Amazon Halo vs. Apple Watch vs. Fitbit

Amazon Halo accessory bands on a white background/
Accessory bands for Halo look a lot like Apple Watch bands. Credit: Amazon.

Halo has some similarities to both Apple Watch and Fitbit. For example, the silicone bands for the Halo look quite similar to Apple Watch bands. Halo has an activity ring just like the ring on Apple Watch, although since Halo doesn’t have a screen, you can only see it within the app.

The Labs section in the Halo app looks a lot like Fitbit’s Premium service, which has collections of fitness and nutrition challenges for users to partake in. Halo’s sleep-tracking interface also looks similar to Fitbit’s. The subscription approach seems like Amazon has plans to keep creating new content to retain subscribers—it wouldn’t be surprising to see exercise videos or virtual workout classes next.

Overall, it seems like Halo, Fitbit, and Apple Watch have many similar features and qualities, although Halo’s features are only available with a membership. Die-hard Apple Watch or Fitbit fans might not see a reason to switch to the Halo.

Amazon Halo’s Close Resemblance to WHOOP

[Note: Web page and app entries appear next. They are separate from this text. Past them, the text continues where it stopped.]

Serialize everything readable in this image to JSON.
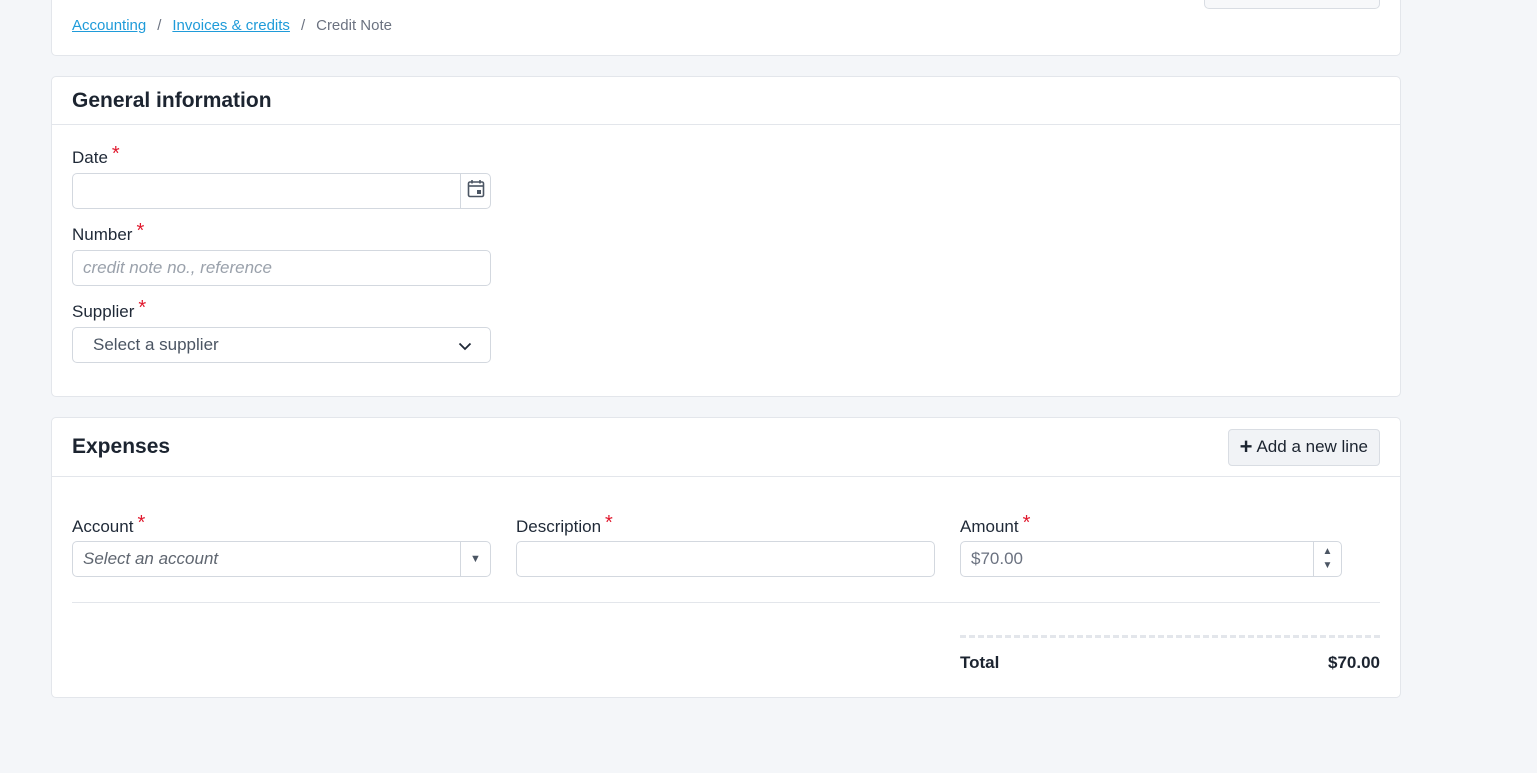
{
  "breadcrumb": {
    "items": [
      {
        "label": "Accounting"
      },
      {
        "label": "Invoices & credits"
      }
    ],
    "separator": "/",
    "current": "Credit Note"
  },
  "general": {
    "title": "General information",
    "date": {
      "label": "Date",
      "value": ""
    },
    "number": {
      "label": "Number",
      "placeholder": "credit note no., reference"
    },
    "supplier": {
      "label": "Supplier",
      "selected": "Select a supplier"
    }
  },
  "expenses": {
    "title": "Expenses",
    "add_line_label": "Add a new line",
    "account": {
      "label": "Account",
      "placeholder": "Select an account"
    },
    "description": {
      "label": "Description",
      "value": ""
    },
    "amount": {
      "label": "Amount",
      "value": "$70.00"
    },
    "total_label": "Total",
    "total_value": "$70.00"
  },
  "required_marker": "*",
  "colors": {
    "link": "#1f9bd9",
    "required": "#e0182d",
    "background": "#f4f6f9"
  }
}
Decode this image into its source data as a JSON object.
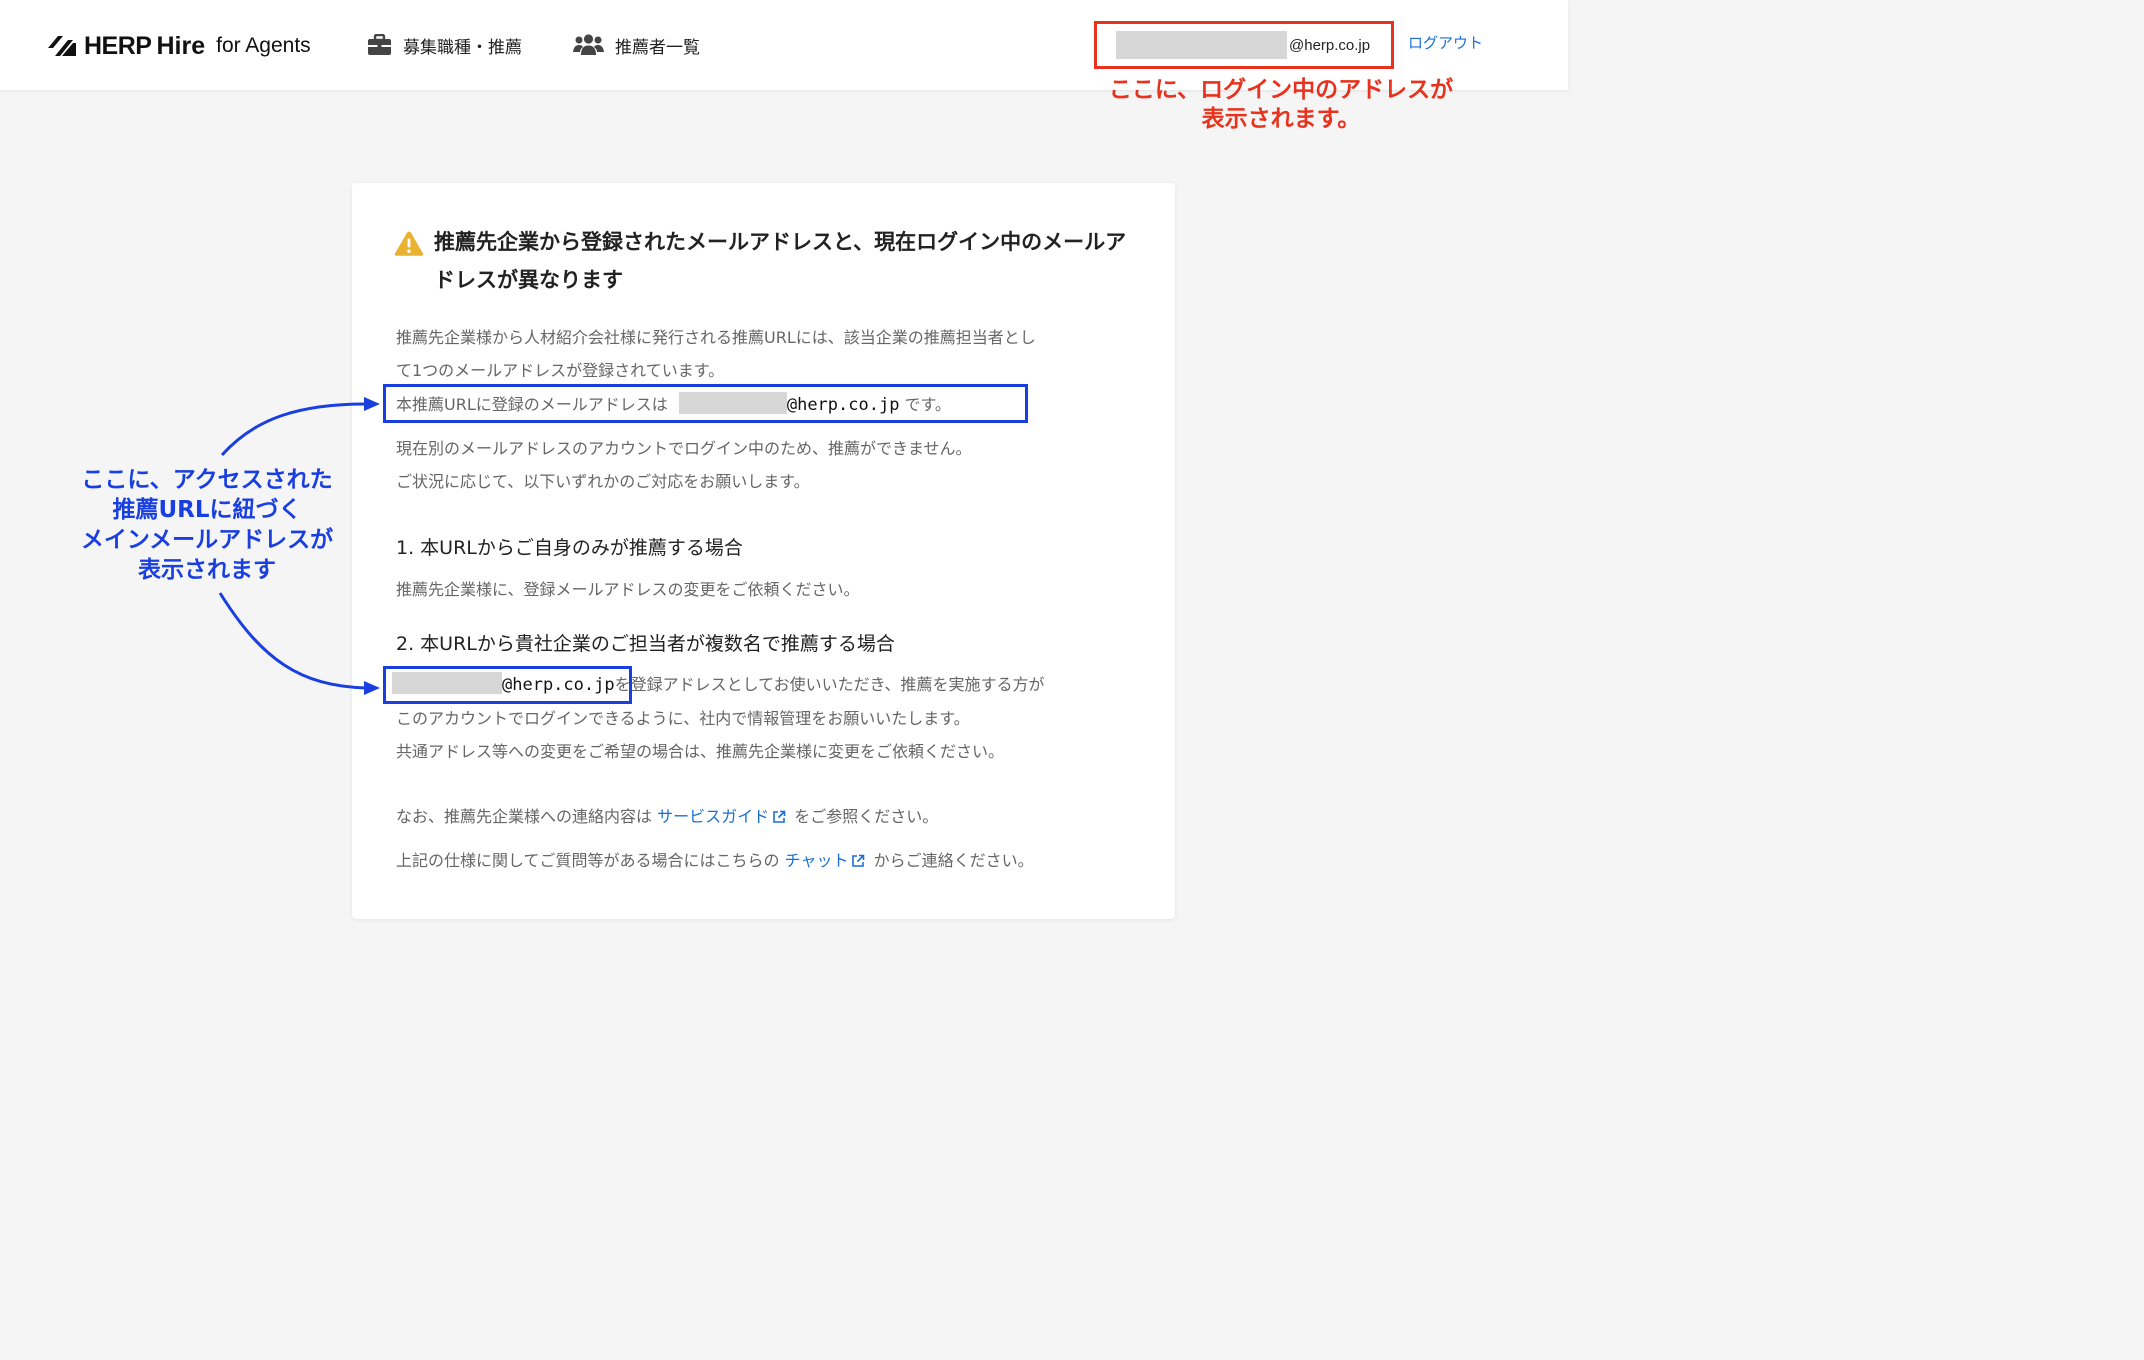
{
  "header": {
    "logo": {
      "brand": "HERP",
      "product": "Hire",
      "suffix": "for Agents"
    },
    "nav": [
      {
        "label": "募集職種・推薦",
        "icon": "briefcase-icon"
      },
      {
        "label": "推薦者一覧",
        "icon": "users-icon"
      }
    ],
    "account": {
      "email_domain": "@herp.co.jp"
    },
    "logout_label": "ログアウト"
  },
  "annotations": {
    "login_address_note": [
      "ここに、ログイン中のアドレスが",
      "表示されます。"
    ],
    "referral_address_note": [
      "ここに、アクセスされた",
      "推薦URLに紐づく",
      "メインメールアドレスが",
      "表示されます"
    ],
    "colors": {
      "red": "#e8321e",
      "blue": "#1a3fe0"
    }
  },
  "card": {
    "warning_icon": "warning-icon",
    "title": "推薦先企業から登録されたメールアドレスと、現在ログイン中のメールアドレスが異なります",
    "intro": [
      "推薦先企業様から人材紹介会社様に発行される推薦URLには、該当企業の推薦担当者とし",
      "て1つのメールアドレスが登録されています。"
    ],
    "registered_prefix": "本推薦URLに登録のメールアドレスは",
    "registered_domain": "@herp.co.jp",
    "registered_suffix": "です。",
    "notice": [
      "現在別のメールアドレスのアカウントでログイン中のため、推薦ができません。",
      "ご状況に応じて、以下いずれかのご対応をお願いします。"
    ],
    "option1": {
      "heading": "1. 本URLからご自身のみが推薦する場合",
      "body": "推薦先企業様に、登録メールアドレスの変更をご依頼ください。"
    },
    "option2": {
      "heading": "2. 本URLから貴社企業のご担当者が複数名で推薦する場合",
      "email_domain": "@herp.co.jp",
      "line1_rest": "を登録アドレスとしてお使いいただき、推薦を実施する方が",
      "line2": "このアカウントでログインできるように、社内で情報管理をお願いいたします。",
      "line3": "共通アドレス等への変更をご希望の場合は、推薦先企業様に変更をご依頼ください。"
    },
    "guide": {
      "prefix": "なお、推薦先企業様への連絡内容は",
      "link": "サービスガイド",
      "suffix": "をご参照ください。"
    },
    "chat": {
      "prefix": "上記の仕様に関してご質問等がある場合にはこちらの",
      "link": "チャット",
      "suffix": "からご連絡ください。"
    },
    "link_color": "#1a6fd6"
  }
}
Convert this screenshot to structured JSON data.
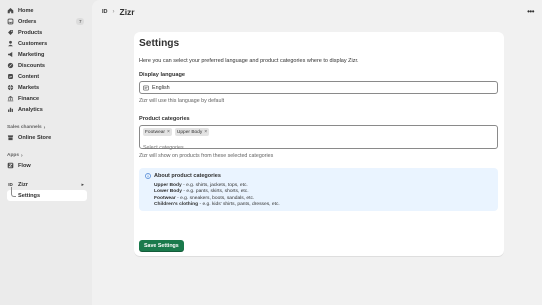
{
  "sidebar": {
    "items": [
      {
        "label": "Home",
        "icon": "home-icon"
      },
      {
        "label": "Orders",
        "icon": "orders-icon",
        "badge": "7"
      },
      {
        "label": "Products",
        "icon": "products-icon"
      },
      {
        "label": "Customers",
        "icon": "customers-icon"
      },
      {
        "label": "Marketing",
        "icon": "marketing-icon"
      },
      {
        "label": "Discounts",
        "icon": "discounts-icon"
      },
      {
        "label": "Content",
        "icon": "content-icon"
      },
      {
        "label": "Markets",
        "icon": "markets-icon"
      },
      {
        "label": "Finance",
        "icon": "finance-icon"
      },
      {
        "label": "Analytics",
        "icon": "analytics-icon"
      }
    ],
    "sales_channels_label": "Sales channels",
    "online_store_label": "Online Store",
    "apps_label": "Apps",
    "flow_label": "Flow",
    "app_label": "Zizr",
    "settings_label": "Settings"
  },
  "topbar": {
    "app_badge": "ID",
    "separator": "›",
    "app_name": "Zizr",
    "more": "•••"
  },
  "settings": {
    "title": "Settings",
    "intro": "Here you can select your preferred language and product categories where to display Zizr.",
    "language_label": "Display language",
    "language_value": "English",
    "language_help": "Zizr will use this language by default",
    "categories_label": "Product categories",
    "tags": [
      "Footwear",
      "Upper Body"
    ],
    "categories_placeholder": "Select categories",
    "categories_help": "Zizr will show on products from these selected categories",
    "info_title": "About product categories",
    "info_lines": [
      {
        "term": "Upper Body",
        "desc": " - e.g. shirts, jackets, tops, etc."
      },
      {
        "term": "Lower Body",
        "desc": " - e.g. pants, skirts, shorts, etc."
      },
      {
        "term": "Footwear",
        "desc": " - e.g. sneakers, boots, sandals, etc."
      },
      {
        "term": "Children's clothing",
        "desc": " - e.g. kids' shirts, pants, dresses, etc."
      }
    ],
    "save_label": "Save Settings"
  },
  "colors": {
    "primary_button": "#1a7a4c",
    "info_background": "#eaf4ff",
    "info_icon": "#2c6ecb"
  }
}
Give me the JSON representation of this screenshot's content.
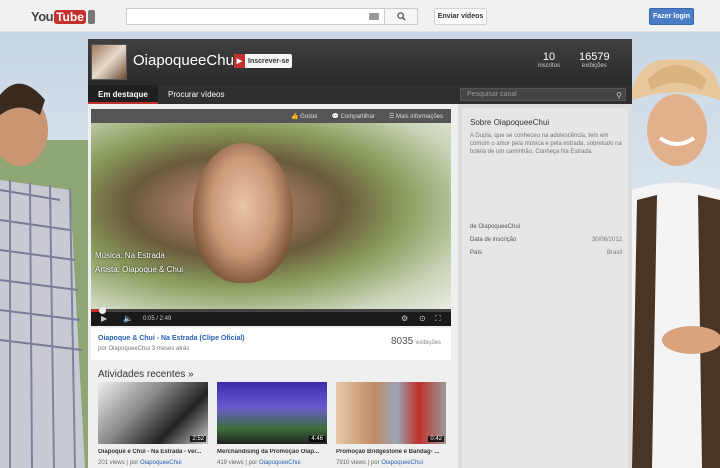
{
  "header": {
    "logo_text": "You",
    "logo_tube": "Tube",
    "upload_label": "Enviar vídeos",
    "login_label": "Fazer login"
  },
  "channel": {
    "name": "OiapoqueeChui",
    "subscribe_label": "Inscrever-se",
    "stats": [
      {
        "value": "10",
        "label": "inscritos"
      },
      {
        "value": "16579",
        "label": "exibições"
      }
    ],
    "tabs": [
      "Em destaque",
      "Procurar vídeos"
    ],
    "search_placeholder": "Pesquisar canal"
  },
  "player": {
    "actions": [
      "Gostei",
      "Compartilhar",
      "Mais informações"
    ],
    "overlay_line1": "Música: Na Estrada",
    "overlay_line2": "Artista: Oiapoque & Chui",
    "time": "0:05 / 2:49",
    "progress": 0.03
  },
  "featured": {
    "title": "Oiapoque & Chui - Na Estrada (Clipe Oficial)",
    "by": "por OiapoqueeChui 3 meses atrás",
    "views": "8035",
    "views_label": "exibições"
  },
  "activity": {
    "heading": "Atividades recentes »",
    "items": [
      {
        "title": "Oiapoque e Chuí - Na Estrada - ver...",
        "views": "201 views",
        "by": "por",
        "author": "OiapoqueeChui",
        "duration": "2:52"
      },
      {
        "title": "Merchandising da Promoção Olap...",
        "views": "419 views",
        "by": "por",
        "author": "OiapoqueeChui",
        "duration": "4:46"
      },
      {
        "title": "Promoção Bridgestone e Bandag- ...",
        "views": "7910 views",
        "by": "por",
        "author": "OiapoqueeChui",
        "duration": "0:42"
      }
    ]
  },
  "about": {
    "heading": "Sobre OiapoqueeChui",
    "text": "A Dupla, que se conheceu na adolescência, tem em comum o amor pela música e pela estrada, sobretudo na boleia de um caminhão. Conheça Na Estrada.",
    "by": "de OiapoqueeChui",
    "rows": [
      {
        "label": "Data de inscrição",
        "value": "30/06/2012"
      },
      {
        "label": "País",
        "value": "Brasil"
      }
    ]
  }
}
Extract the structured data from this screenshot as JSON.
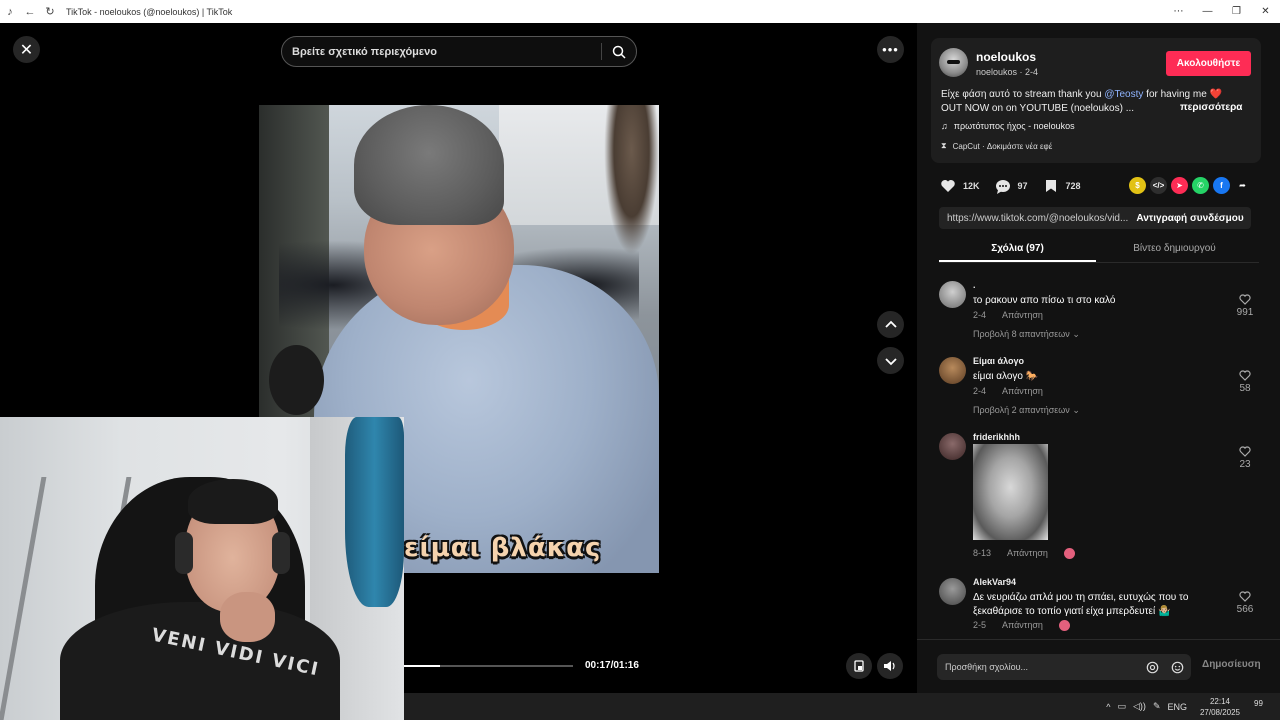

Three fitness wearable devices against a white background.
Halo has a screenless design, just lke the WHOOP strap. Credit: WHOOP.

Perhaps unexpectedly, Amazon’s new wearable doesn’t closely resemble two of the top players in the wearable market. Instead, the Halo is nearly identical to WHOOP, a wearable company that appeals mainly to CrossFit athletes and functional fitness enthusiasts.

The screenless Halo resembles WHOOP closely in design and in function. Not only do the two devices look the same, but Halo is the only other wrist-worn activity tracker to utilize a monthly membership (not including premium services, like Fitbit’s). This has led Ahmed and WHOOP devotees to scrutinize Amazon’s new wearable.

What This Means For You

If you love all things Amazon, the Halo could be a great new tool to add to your collection. 

However, it’s worth researching all of the features on the new Amazon wearable, because, like mentioned before, privacy and discrimination concerns have bubbled to the surface despite Amazon's commitment to privacy. Only you can decide if you’re OK with the Halo monitoring your conversations and taking photos of you.

4 Sources
Verywell Fit uses only high-quality sources, including peer-reviewed studies, to support the facts within our articles. Read our editorial process to learn more about how we fact-check and keep our content accurate, reliable, and trustworthy.
  1. IDC. Earwear and Wristbands Drive First Quarter Growth in the Worldwide Wearables Market, Says IDC. May 28, 2020.

  2. Amazon. What Is The Difference Between the Halo Member and Non-Member Experience?.

  3. Amazon Halo. Frequently asked questions.

  4. Lynch A. WHOOP. Enter the Real World of Functional Fitness. May 19, 2017.

By Amanda Capritto, ACE-CPT, INHC
Amanda Capritto, ACE-CPT, INHC, is an advocate for simple health and wellness. She writes about nutrition, exercise and overall well-being.